Tornados are a Blessing
Tornados are a blessing. The very statement itself flies in the face of our modern humanistic way of thinking. No god, who is good or loving, could possibly allow such a travesty to happen. I mean, we might concede to the fact of it happening to a city like Las Vegas but not a city in the quant small rural towns of the Midwest and South [borrowing from a thought by John Piper]. Especially not those places which are filled with such “good” people. This can often be the feeling that comes from both those who call themselves believers and those who don’t. Further, believers can even be guilty of finding the “good” in a “bad” situation as though they have to make God look good. This attitude, however, finds its roots in a profound misunderstanding of who God is and how He works.
We live in a fallen world. We often forget that the sorrow and pain that we see and experience is a direct result of the curse after the fall of man [Gen. 3:1-19]. In the middle of all, the struggles of humanity is sin.
Yet God has not left us without hope. He sent His son into this fallen world to redeem His own from the destruction of sin [John 3:16, Col. 1:11-14]. In all truth, we are living the grand demonstration that God has planned to bring glory to Himself [Eph. 3]. And yes, even the suffering in which each of us finds ourselves – to whatever degree – is a part of that grand demonstration.

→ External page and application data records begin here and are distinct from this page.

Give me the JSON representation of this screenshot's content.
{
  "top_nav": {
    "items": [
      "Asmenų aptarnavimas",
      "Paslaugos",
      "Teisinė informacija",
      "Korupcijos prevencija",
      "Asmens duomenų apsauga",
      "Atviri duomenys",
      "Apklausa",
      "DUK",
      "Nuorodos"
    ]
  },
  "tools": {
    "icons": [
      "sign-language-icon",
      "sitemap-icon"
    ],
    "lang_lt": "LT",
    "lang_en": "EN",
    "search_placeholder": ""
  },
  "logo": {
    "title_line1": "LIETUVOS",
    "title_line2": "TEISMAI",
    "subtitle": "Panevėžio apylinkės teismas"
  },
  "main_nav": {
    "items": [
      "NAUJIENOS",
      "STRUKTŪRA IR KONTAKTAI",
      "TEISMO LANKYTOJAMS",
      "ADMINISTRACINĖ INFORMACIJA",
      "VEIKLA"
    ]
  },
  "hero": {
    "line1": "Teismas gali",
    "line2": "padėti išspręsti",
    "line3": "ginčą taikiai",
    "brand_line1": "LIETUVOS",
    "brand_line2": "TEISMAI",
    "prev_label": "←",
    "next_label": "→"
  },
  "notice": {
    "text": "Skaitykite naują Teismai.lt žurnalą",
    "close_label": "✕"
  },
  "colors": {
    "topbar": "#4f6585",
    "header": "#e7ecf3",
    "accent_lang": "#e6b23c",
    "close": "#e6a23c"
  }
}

God’s word tells us that even the evil in this world is a part of the cosmic demonstration of God’s glory [Ps. 19].
Then there is the age-old promise that God works all things for good to those who love him [Rom. 8:28]. And this is true. We as believers rest on this promise when times are bad and so we should. But fundamentally, is there a difference between the “good times” and the “bad times” that we receive from God? We often view it that way. Is it possible that they both could be equal blessings from God?
I am reminded of the book of Job where every imaginable “bad thing” came upon Job [Job 1:16-22]. His friends tore at him with accusations that his suffering was all because of something he had done wrong somewhere, somehow [Job 4]. Yet, God’s word tells us He was a righteous man [Job 1:1-5]. Then there is Joseph. Here is a man who was given a raw deal at every turn. Yet at the end of it all – as His brothers stand before His throne in shame and petition of forgiveness – He gives a response so profound we often overlook it: “you meant evil against me, but God meant it for good.” [Gen. 50:20] Wow! Did you catch that? Joseph had a grasp on how His God worked. Even the evil – cause by man who is responsible – was meant for good.
We must grasp the significance of God’s grand demonstration. He is working all things for good both now and for eternity. He even uses disasters to soften people’s heart to the gospel and to mobilize the church to share it. So, maybe tornados are a blessing after all. Let us take the hope of the gospel to the hurting in times of trials and as believer let Paul’s words be our mantra:
“Therefore I will boast all the more gladly of my weaknesses, so that the power of Christ may rest upon me. For the sake of Christ, then, I am content with weaknesses, insults, hardships, persecutions, and calamities. For when I am weak, then I am strong.” [2 Cor. 12:9&10]
Be not moved away,